My research program is interwoven with three core themes–the 3Cs: Community, Commons and Connective. In summary, I combine mixed methods and computational approaches to examine the roles and capacities of nonprofit, philanthropic and grassroots organizations to advance public problem solving online and offline.
Community-oriented: Looking at both online and offline communities, my research uses a place-based perspective in understanding resource inequality across geographical communities, and how the nonprofit sector shapes and is being shaped by place itself. In the online playing field, I examine online communities on social media and other online platforms where the public, stakeholders and policymakers interact and engage to advance local wellbeing and policy process.
Commons-focused: The unit of analysis of my research is the bottom-up “self-governing” phenomenon in which people come together for common good or to some extent address local and public problems through philanthropy, nonprofits, grassroots groups and online networks (Lohmann, 1992).
Connective-driven: I look at their roles and capacities to make meaningful connections, such as engaging with local communities, leading across sectors, building diffused networks for connective actions, and playing a mediating role to advance policy reforms .
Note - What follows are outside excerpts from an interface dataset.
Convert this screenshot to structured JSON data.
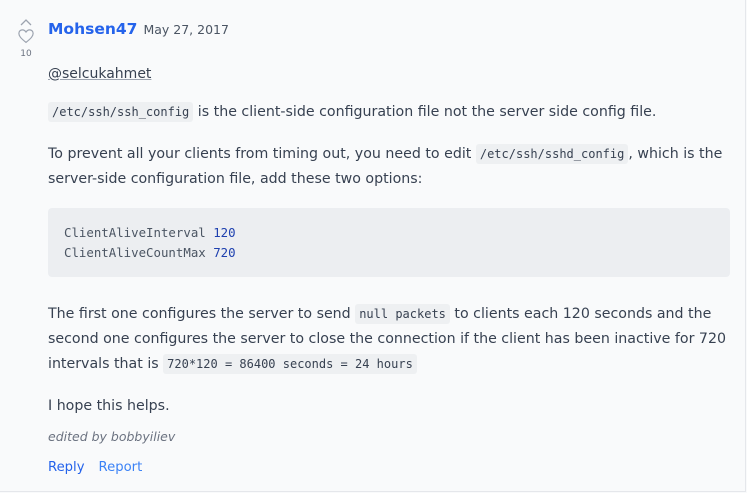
{
  "comment": {
    "vote_count": "10",
    "author": "Mohsen47",
    "date": "May 27, 2017",
    "mention": "@selcukahmet",
    "p1": {
      "code": "/etc/ssh/ssh_config",
      "text": " is the client-side configuration file not the server side config file."
    },
    "p2": {
      "text_before": "To prevent all your clients from timing out, you need to edit ",
      "code": "/etc/ssh/sshd_config",
      "text_after": ", which is the server-side configuration file, add these two options:"
    },
    "code_block": {
      "line1_key": "ClientAliveInterval",
      "line1_value": "120",
      "line2_key": "ClientAliveCountMax",
      "line2_value": "720"
    },
    "p3": {
      "text_before": "The first one configures the server to send ",
      "code1": "null packets",
      "text_mid": " to clients each 120 seconds and the second one configures the server to close the connection if the client has been inactive for 720 intervals that is ",
      "code2": "720*120 = 86400 seconds = 24 hours"
    },
    "p4": "I hope this helps.",
    "edited_by": "edited by bobbyiliev",
    "reply_label": "Reply",
    "report_label": "Report"
  },
  "colors": {
    "link": "#2563eb",
    "code_bg": "#eceef1",
    "page_bg": "#f9fafb"
  }
}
The Effect of Place-based Inequality on Philanthropic Capacity
Drawing on Pierre Bourdieu’s perspective, this project explores the extent to which place-based inequality explains the differing philanthropic capacity of community foundations. Based on data from 2,177 serving counties of 943 community foundations across the U.S., we found that community foundations experience a place dilemma: How much they can fundraise are bounded by the amount of local resources, and concurrently, by the degree of local inequality within the communities.
Conceptualizing “Community Leadership”
Community philanthropic organizations are increasingly looked to as community leaders that coalesce money, people, knowledge, and networks for addressing public problems at the local level. However, the field remains difficult to grasp—what it is and how it is realized in practice. This project aims to formulate a multi-dimensional conceptual framework to construe community leadership.
Examining the Landscape of Community Foundations in the U.S.
This project gathers an original nation-wide dataset that identifies the service areas of community foundations, addressing a major limitation found in prior studies that primarily measure physical presence. I presented a community assessment model and empirical evidence of what might promote and inhibit the occurrence of community philanthropic efforts. This project results in this publication.
The ‘Matthew Effect’ in Generosity: Examining the Impact on Nonprofit Capacity Across Place and Time
This project examines the “philanthropic gap” across the US, with a particular focus on how nonprofits that serve disadvantaged communities are affected. At the end, we will offer recommendations for nonprofit and policy leaders on how to how to foster philanthropy and how to use that philanthropic giving to support a healthy nonprofit sector that promotes volunteering, political participation, services, and programs to serve community needs.